As part of his months-long recovery, Jarrell, 38, spent time at Encompass Health Rehabilitation Hospital of Ocala, where he received physical and occupational therapy to, among other things, learn to walk again and regain his balance. He said he chose to receive therapy there because he wanted to be challenged, and the facility offered a more intensive program than other places he checked out.
Jarrell, a resident of Groveland in Lake County, detailed his harrowing journey to Ocala.
“In February, I caught COVID and pneumonia. I went to the hospital, Orlando South, and the first two days it was very painful. My lungs felt like they were on fire,” he recalled. “The third day, they found me face down on the floor. And I don’t remember anything until April when they fully woke me up. I was told that my heart stopped for five minutes, then my kidneys stopped.”

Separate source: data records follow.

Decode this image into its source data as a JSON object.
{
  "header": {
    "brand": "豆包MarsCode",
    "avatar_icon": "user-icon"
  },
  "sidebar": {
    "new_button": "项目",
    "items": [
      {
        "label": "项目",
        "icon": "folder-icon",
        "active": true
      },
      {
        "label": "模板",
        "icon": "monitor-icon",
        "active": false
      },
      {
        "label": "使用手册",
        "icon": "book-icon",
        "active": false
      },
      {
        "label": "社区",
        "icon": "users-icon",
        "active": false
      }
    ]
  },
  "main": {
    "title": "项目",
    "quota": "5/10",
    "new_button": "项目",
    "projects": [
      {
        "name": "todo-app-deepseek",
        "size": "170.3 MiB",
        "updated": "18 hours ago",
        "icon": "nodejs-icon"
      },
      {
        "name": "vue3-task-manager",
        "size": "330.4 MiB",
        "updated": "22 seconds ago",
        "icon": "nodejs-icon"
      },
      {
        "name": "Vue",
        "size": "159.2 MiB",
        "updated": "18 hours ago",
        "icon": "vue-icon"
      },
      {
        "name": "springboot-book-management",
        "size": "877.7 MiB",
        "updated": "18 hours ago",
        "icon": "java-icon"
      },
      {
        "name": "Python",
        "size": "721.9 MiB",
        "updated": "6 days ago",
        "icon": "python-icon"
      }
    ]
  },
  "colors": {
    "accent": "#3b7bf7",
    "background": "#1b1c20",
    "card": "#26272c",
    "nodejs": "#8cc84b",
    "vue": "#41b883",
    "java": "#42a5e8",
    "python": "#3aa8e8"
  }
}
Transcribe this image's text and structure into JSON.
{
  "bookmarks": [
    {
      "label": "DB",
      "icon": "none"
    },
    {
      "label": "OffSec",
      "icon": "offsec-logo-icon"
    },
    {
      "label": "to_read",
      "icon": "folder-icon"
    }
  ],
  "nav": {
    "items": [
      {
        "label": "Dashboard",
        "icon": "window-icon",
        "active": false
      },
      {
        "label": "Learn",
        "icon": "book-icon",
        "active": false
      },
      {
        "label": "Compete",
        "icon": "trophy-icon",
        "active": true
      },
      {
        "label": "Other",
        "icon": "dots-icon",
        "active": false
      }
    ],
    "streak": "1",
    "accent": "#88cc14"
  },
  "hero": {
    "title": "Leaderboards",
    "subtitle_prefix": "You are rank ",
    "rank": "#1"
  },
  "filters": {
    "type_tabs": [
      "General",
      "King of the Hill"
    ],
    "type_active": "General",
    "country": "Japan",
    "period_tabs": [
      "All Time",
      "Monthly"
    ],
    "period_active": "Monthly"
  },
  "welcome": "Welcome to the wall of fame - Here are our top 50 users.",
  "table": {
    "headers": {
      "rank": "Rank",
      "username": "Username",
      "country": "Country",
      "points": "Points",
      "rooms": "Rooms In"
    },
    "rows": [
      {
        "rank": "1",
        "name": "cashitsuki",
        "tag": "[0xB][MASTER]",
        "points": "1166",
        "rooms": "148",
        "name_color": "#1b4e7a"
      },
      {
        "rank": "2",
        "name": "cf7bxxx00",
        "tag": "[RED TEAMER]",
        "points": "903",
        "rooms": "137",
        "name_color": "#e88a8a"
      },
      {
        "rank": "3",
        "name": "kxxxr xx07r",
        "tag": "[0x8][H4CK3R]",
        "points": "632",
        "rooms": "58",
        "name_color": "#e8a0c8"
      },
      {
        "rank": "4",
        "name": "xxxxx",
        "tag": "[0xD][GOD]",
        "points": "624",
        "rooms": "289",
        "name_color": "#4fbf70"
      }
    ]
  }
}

Jarrell was on an ECMO ventilator for 69 days. ECMO stands for extracorporeal membrane oxygenation, and the machine pumps and oxygenates blood outside the body, allowing the heart and lungs to rest. He underwent a tracheotomy, and the scarring of the hole in his neck will always be visible. He had tubes in his chest and stomach. He said while he was in the hospital and at another medical facility, he could not “rotate,” or turn over in bed by himself.
“I was able to rotate for this first time here,” he said of Encompass, adding that he quickly progressed in walking and being able to climb stairs, as he lives in a two-story house.
“Now, I’m much more independent and self-sufficient,” he said.
Therapist Rodney Mendoza said when Jarrell arrived in Ocala, he was “so weak. We did an initial evaluation and then set goals. He has gotten better and better because he’s a hard worker.”
Jill Christy, business development director for Encompass in Ocala, said the facility has helped several recovering COVID-19 patients over the past year, and the average length of stay is 10 to 14 days.
As he got ready for his ride back home to Groveland, with a pink balloon tied to the back of his wheelchair, Jarrell said, “I want people to know how bad COVID can be. A lot of people think it’s just another virus. It’s not that big of a deal. They’ll know people that got COVID and be sick for a week. But they don’t know the other side of it, where someone like me catches COVID, and I’m six months in the hospital. I want to bring awareness to make sure we’re following safety regulations; wear the mask, wash your hands. And, if you have a person with COVID, be there for them, even if it’s just a text. Sooner or later, he’s going to read it, and it’s going to make him happy knowing someone cares. That’s the biggest thing in my journey—people have been there for me.”